> **RECORDED DATA**

....

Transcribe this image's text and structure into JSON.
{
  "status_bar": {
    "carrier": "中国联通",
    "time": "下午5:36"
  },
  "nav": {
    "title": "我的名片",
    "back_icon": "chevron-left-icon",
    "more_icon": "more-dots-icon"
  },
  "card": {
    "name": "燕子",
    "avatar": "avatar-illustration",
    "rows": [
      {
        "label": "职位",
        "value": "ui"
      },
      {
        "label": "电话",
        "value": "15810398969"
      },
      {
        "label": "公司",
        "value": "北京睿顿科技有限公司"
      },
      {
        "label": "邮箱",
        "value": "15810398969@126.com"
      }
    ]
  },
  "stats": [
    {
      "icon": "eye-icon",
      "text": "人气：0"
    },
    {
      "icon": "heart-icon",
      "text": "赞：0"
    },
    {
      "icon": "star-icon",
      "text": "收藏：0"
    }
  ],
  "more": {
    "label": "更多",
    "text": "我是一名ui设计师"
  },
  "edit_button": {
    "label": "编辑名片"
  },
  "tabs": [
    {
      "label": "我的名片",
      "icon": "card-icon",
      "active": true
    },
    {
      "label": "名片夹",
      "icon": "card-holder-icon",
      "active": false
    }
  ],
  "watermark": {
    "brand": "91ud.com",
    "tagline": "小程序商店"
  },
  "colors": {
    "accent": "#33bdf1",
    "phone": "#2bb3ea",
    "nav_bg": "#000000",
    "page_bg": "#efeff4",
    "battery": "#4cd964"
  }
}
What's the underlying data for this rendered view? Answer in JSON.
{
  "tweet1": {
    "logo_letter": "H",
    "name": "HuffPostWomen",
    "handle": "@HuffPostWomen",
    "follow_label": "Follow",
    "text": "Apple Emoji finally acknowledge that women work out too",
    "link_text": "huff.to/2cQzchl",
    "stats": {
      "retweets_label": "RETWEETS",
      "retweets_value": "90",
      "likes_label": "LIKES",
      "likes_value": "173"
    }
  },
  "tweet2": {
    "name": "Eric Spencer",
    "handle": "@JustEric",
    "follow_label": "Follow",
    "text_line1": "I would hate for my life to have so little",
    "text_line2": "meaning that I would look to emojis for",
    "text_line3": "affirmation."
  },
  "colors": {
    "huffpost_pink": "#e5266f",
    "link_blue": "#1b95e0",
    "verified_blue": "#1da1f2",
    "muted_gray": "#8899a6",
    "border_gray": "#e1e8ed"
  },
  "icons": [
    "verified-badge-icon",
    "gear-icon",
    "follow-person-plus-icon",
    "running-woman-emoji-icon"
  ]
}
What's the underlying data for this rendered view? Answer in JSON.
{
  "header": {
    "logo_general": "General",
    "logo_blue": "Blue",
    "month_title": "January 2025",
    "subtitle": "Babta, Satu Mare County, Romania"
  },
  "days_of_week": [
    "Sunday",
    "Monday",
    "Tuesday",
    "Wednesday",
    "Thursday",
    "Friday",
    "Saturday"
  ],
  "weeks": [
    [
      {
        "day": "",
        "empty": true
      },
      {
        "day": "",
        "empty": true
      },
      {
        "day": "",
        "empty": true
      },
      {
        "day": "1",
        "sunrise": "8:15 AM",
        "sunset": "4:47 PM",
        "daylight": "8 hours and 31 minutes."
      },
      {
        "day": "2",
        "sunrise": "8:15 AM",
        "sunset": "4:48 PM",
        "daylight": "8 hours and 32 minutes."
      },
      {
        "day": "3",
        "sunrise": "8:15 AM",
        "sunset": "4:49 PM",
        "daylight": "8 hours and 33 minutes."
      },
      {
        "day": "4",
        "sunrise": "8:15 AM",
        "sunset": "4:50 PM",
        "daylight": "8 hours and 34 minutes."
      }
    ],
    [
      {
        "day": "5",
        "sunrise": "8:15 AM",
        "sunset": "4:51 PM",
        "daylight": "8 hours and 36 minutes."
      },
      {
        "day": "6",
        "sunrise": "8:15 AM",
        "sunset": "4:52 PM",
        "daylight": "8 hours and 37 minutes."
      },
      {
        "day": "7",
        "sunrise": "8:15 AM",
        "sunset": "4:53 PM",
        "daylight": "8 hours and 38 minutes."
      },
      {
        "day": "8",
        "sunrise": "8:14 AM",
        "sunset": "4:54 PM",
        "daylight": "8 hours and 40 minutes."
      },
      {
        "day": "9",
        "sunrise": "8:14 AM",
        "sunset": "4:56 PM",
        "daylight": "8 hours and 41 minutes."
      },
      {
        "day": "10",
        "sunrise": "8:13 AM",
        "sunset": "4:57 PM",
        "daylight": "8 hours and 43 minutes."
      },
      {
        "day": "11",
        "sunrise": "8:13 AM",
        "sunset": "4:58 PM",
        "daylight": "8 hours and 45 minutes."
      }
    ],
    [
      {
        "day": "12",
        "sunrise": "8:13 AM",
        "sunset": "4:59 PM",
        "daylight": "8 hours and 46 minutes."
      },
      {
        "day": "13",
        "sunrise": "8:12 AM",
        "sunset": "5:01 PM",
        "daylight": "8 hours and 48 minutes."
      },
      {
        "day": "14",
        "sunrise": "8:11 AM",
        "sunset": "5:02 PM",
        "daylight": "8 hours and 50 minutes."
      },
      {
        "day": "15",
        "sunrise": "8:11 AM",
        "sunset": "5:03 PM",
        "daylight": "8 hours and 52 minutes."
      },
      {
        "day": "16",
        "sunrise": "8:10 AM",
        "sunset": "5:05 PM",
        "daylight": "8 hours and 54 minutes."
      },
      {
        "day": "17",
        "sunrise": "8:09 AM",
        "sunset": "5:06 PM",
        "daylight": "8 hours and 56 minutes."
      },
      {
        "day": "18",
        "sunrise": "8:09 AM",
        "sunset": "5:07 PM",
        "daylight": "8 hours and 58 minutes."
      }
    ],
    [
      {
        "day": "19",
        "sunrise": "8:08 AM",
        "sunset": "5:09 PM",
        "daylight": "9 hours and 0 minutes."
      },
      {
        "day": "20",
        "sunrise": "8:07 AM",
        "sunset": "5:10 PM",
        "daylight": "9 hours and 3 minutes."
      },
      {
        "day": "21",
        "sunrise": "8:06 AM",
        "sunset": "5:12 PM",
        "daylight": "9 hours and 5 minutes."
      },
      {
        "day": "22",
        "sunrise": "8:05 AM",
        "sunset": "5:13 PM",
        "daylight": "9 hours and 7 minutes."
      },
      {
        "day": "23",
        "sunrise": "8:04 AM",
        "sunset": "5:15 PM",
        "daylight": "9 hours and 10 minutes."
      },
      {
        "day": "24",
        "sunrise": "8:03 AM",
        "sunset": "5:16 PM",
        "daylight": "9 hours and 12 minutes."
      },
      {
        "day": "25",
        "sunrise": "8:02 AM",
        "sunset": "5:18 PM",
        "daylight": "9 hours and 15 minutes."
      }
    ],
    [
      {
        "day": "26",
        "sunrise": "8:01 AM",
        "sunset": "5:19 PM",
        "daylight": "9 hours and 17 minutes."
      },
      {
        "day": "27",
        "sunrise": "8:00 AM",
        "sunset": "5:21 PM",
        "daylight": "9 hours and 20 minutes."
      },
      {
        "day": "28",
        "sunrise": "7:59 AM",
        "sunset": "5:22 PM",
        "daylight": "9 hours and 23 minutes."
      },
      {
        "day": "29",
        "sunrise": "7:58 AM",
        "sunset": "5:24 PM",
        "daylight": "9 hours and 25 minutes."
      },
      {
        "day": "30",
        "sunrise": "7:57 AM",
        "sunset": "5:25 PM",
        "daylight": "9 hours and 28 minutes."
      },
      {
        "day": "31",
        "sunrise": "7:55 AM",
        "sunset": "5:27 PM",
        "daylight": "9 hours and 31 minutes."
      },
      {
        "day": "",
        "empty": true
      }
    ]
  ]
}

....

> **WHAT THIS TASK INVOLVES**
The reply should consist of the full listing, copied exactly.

> **WRITTEN SOLUTION**
Transcribe this image's text and structure into JSON.
{
  "status_bar": {
    "carrier": "中国联通",
    "time": "下午5:36"
  },
  "nav": {
    "title": "我的名片",
    "back_icon": "chevron-left-icon",
    "more_icon": "more-dots-icon"
  },
  "card": {
    "name": "燕子",
    "avatar": "avatar-illustration",
    "rows": [
      {
        "label": "职位",
        "value": "ui"
      },
      {
        "label": "电话",
        "value": "15810398969"
      },
      {
        "label": "公司",
        "value": "北京睿顿科技有限公司"
      },
      {
        "label": "邮箱",
        "value": "15810398969@126.com"
      }
    ]
  },
  "stats": [
    {
      "icon": "eye-icon",
      "text": "人气：0"
    },
    {
      "icon": "heart-icon",
      "text": "赞：0"
    },
    {
      "icon": "star-icon",
      "text": "收藏：0"
    }
  ],
  "more": {
    "label": "更多",
    "text": "我是一名ui设计师"
  },
  "edit_button": {
    "label": "编辑名片"
  },
  "tabs": [
    {
      "label": "我的名片",
      "icon": "card-icon",
      "active": true
    },
    {
      "label": "名片夹",
      "icon": "card-holder-icon",
      "active": false
    }
  ],
  "watermark": {
    "brand": "91ud.com",
    "tagline": "小程序商店"
  },
  "colors": {
    "accent": "#33bdf1",
    "phone": "#2bb3ea",
    "nav_bg": "#000000",
    "page_bg": "#efeff4",
    "battery": "#4cd964"
  }
}
What's the underlying data for this rendered view? Answer in JSON.
{
  "tweet1": {
    "logo_letter": "H",
    "name": "HuffPostWomen",
    "handle": "@HuffPostWomen",
    "follow_label": "Follow",
    "text": "Apple Emoji finally acknowledge that women work out too",
    "link_text": "huff.to/2cQzchl",
    "stats": {
      "retweets_label": "RETWEETS",
      "retweets_value": "90",
      "likes_label": "LIKES",
      "likes_value": "173"
    }
  },
  "tweet2": {
    "name": "Eric Spencer",
    "handle": "@JustEric",
    "follow_label": "Follow",
    "text_line1": "I would hate for my life to have so little",
    "text_line2": "meaning that I would look to emojis for",
    "text_line3": "affirmation."
  },
  "colors": {
    "huffpost_pink": "#e5266f",
    "link_blue": "#1b95e0",
    "verified_blue": "#1da1f2",
    "muted_gray": "#8899a6",
    "border_gray": "#e1e8ed"
  },
  "icons": [
    "verified-badge-icon",
    "gear-icon",
    "follow-person-plus-icon",
    "running-woman-emoji-icon"
  ]
}
What's the underlying data for this rendered view? Answer in JSON.
{
  "header": {
    "logo_general": "General",
    "logo_blue": "Blue",
    "month_title": "January 2025",
    "subtitle": "Babta, Satu Mare County, Romania"
  },
  "days_of_week": [
    "Sunday",
    "Monday",
    "Tuesday",
    "Wednesday",
    "Thursday",
    "Friday",
    "Saturday"
  ],
  "weeks": [
    [
      {
        "day": "",
        "empty": true
      },
      {
        "day": "",
        "empty": true
      },
      {
        "day": "",
        "empty": true
      },
      {
        "day": "1",
        "sunrise": "8:15 AM",
        "sunset": "4:47 PM",
        "daylight": "8 hours and 31 minutes."
      },
      {
        "day": "2",
        "sunrise": "8:15 AM",
        "sunset": "4:48 PM",
        "daylight": "8 hours and 32 minutes."
      },
      {
        "day": "3",
        "sunrise": "8:15 AM",
        "sunset": "4:49 PM",
        "daylight": "8 hours and 33 minutes."
      },
      {
        "day": "4",
        "sunrise": "8:15 AM",
        "sunset": "4:50 PM",
        "daylight": "8 hours and 34 minutes."
      }
    ],
    [
      {
        "day": "5",
        "sunrise": "8:15 AM",
        "sunset": "4:51 PM",
        "daylight": "8 hours and 36 minutes."
      },
      {
        "day": "6",
        "sunrise": "8:15 AM",
        "sunset": "4:52 PM",
        "daylight": "8 hours and 37 minutes."
      },
      {
        "day": "7",
        "sunrise": "8:15 AM",
        "sunset": "4:53 PM",
        "daylight": "8 hours and 38 minutes."
      },
      {
        "day": "8",
        "sunrise": "8:14 AM",
        "sunset": "4:54 PM",
        "daylight": "8 hours and 40 minutes."
      },
      {
        "day": "9",
        "sunrise": "8:14 AM",
        "sunset": "4:56 PM",
        "daylight": "8 hours and 41 minutes."
      },
      {
        "day": "10",
        "sunrise": "8:13 AM",
        "sunset": "4:57 PM",
        "daylight": "8 hours and 43 minutes."
      },
      {
        "day": "11",
        "sunrise": "8:13 AM",
        "sunset": "4:58 PM",
        "daylight": "8 hours and 45 minutes."
      }
    ],
    [
      {
        "day": "12",
        "sunrise": "8:13 AM",
        "sunset": "4:59 PM",
        "daylight": "8 hours and 46 minutes."
      },
      {
        "day": "13",
        "sunrise": "8:12 AM",
        "sunset": "5:01 PM",
        "daylight": "8 hours and 48 minutes."
      },
      {
        "day": "14",
        "sunrise": "8:11 AM",
        "sunset": "5:02 PM",
        "daylight": "8 hours and 50 minutes."
      },
      {
        "day": "15",
        "sunrise": "8:11 AM",
        "sunset": "5:03 PM",
        "daylight": "8 hours and 52 minutes."
      },
      {
        "day": "16",
        "sunrise": "8:10 AM",
        "sunset": "5:05 PM",
        "daylight": "8 hours and 54 minutes."
      },
      {
        "day": "17",
        "sunrise": "8:09 AM",
        "sunset": "5:06 PM",
        "daylight": "8 hours and 56 minutes."
      },
      {
        "day": "18",
        "sunrise": "8:09 AM",
        "sunset": "5:07 PM",
        "daylight": "8 hours and 58 minutes."
      }
    ],
    [
      {
        "day": "19",
        "sunrise": "8:08 AM",
        "sunset": "5:09 PM",
        "daylight": "9 hours and 0 minutes."
      },
      {
        "day": "20",
        "sunrise": "8:07 AM",
        "sunset": "5:10 PM",
        "daylight": "9 hours and 3 minutes."
      },
      {
        "day": "21",
        "sunrise": "8:06 AM",
        "sunset": "5:12 PM",
        "daylight": "9 hours and 5 minutes."
      },
      {
        "day": "22",
        "sunrise": "8:05 AM",
        "sunset": "5:13 PM",
        "daylight": "9 hours and 7 minutes."
      },
      {
        "day": "23",
        "sunrise": "8:04 AM",
        "sunset": "5:15 PM",
        "daylight": "9 hours and 10 minutes."
      },
      {
        "day": "24",
        "sunrise": "8:03 AM",
        "sunset": "5:16 PM",
        "daylight": "9 hours and 12 minutes."
      },
      {
        "day": "25",
        "sunrise": "8:02 AM",
        "sunset": "5:18 PM",
        "daylight": "9 hours and 15 minutes."
      }
    ],
    [
      {
        "day": "26",
        "sunrise": "8:01 AM",
        "sunset": "5:19 PM",
        "daylight": "9 hours and 17 minutes."
      },
      {
        "day": "27",
        "sunrise": "8:00 AM",
        "sunset": "5:21 PM",
        "daylight": "9 hours and 20 minutes."
      },
      {
        "day": "28",
        "sunrise": "7:59 AM",
        "sunset": "5:22 PM",
        "daylight": "9 hours and 23 minutes."
      },
      {
        "day": "29",
        "sunrise": "7:58 AM",
        "sunset": "5:24 PM",
        "daylight": "9 hours and 25 minutes."
      },
      {
        "day": "30",
        "sunrise": "7:57 AM",
        "sunset": "5:25 PM",
        "daylight": "9 hours and 28 minutes."
      },
      {
        "day": "31",
        "sunrise": "7:55 AM",
        "sunset": "5:27 PM",
        "daylight": "9 hours and 31 minutes."
      },
      {
        "day": "",
        "empty": true
      }
    ]
  ]
}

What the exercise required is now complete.